* [TRY IT]: Would you set down the data below exactly as shown?

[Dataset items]

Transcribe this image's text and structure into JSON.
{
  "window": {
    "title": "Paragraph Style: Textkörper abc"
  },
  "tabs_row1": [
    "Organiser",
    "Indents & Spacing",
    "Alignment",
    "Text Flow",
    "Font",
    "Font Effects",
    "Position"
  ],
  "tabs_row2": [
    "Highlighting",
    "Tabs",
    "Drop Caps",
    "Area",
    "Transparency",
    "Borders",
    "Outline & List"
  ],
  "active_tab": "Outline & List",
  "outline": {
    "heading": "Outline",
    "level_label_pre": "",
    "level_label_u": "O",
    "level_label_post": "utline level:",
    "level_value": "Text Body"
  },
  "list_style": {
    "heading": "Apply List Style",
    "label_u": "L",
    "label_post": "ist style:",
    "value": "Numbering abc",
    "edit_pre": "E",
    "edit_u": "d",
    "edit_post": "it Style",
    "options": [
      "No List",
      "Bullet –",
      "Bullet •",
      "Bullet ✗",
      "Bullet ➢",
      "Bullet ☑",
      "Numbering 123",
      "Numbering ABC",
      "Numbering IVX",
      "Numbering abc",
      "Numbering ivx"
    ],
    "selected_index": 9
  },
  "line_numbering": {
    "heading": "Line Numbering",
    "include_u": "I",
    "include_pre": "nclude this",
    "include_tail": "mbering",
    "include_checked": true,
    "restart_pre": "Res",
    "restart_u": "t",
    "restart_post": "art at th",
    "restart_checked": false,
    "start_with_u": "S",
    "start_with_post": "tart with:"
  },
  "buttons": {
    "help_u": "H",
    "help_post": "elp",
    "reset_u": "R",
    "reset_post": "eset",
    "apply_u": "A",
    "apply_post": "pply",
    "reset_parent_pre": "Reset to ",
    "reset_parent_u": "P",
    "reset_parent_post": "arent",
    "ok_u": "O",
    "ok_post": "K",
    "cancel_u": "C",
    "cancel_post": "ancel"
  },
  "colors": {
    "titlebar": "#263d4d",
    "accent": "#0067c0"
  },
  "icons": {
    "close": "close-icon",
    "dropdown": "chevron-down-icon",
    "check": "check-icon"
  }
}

* [REPLY]:
Transcribe this image's text and structure into JSON.
{
  "window": {
    "title": "Paragraph Style: Textkörper abc"
  },
  "tabs_row1": [
    "Organiser",
    "Indents & Spacing",
    "Alignment",
    "Text Flow",
    "Font",
    "Font Effects",
    "Position"
  ],
  "tabs_row2": [
    "Highlighting",
    "Tabs",
    "Drop Caps",
    "Area",
    "Transparency",
    "Borders",
    "Outline & List"
  ],
  "active_tab": "Outline & List",
  "outline": {
    "heading": "Outline",
    "level_label_pre": "",
    "level_label_u": "O",
    "level_label_post": "utline level:",
    "level_value": "Text Body"
  },
  "list_style": {
    "heading": "Apply List Style",
    "label_u": "L",
    "label_post": "ist style:",
    "value": "Numbering abc",
    "edit_pre": "E",
    "edit_u": "d",
    "edit_post": "it Style",
    "options": [
      "No List",
      "Bullet –",
      "Bullet •",
      "Bullet ✗",
      "Bullet ➢",
      "Bullet ☑",
      "Numbering 123",
      "Numbering ABC",
      "Numbering IVX",
      "Numbering abc",
      "Numbering ivx"
    ],
    "selected_index": 9
  },
  "line_numbering": {
    "heading": "Line Numbering",
    "include_u": "I",
    "include_pre": "nclude this",
    "include_tail": "mbering",
    "include_checked": true,
    "restart_pre": "Res",
    "restart_u": "t",
    "restart_post": "art at th",
    "restart_checked": false,
    "start_with_u": "S",
    "start_with_post": "tart with:"
  },
  "buttons": {
    "help_u": "H",
    "help_post": "elp",
    "reset_u": "R",
    "reset_post": "eset",
    "apply_u": "A",
    "apply_post": "pply",
    "reset_parent_pre": "Reset to ",
    "reset_parent_u": "P",
    "reset_parent_post": "arent",
    "ok_u": "O",
    "ok_post": "K",
    "cancel_u": "C",
    "cancel_post": "ancel"
  },
  "colors": {
    "titlebar": "#263d4d",
    "accent": "#0067c0"
  },
  "icons": {
    "close": "close-icon",
    "dropdown": "chevron-down-icon",
    "check": "check-icon"
  }
}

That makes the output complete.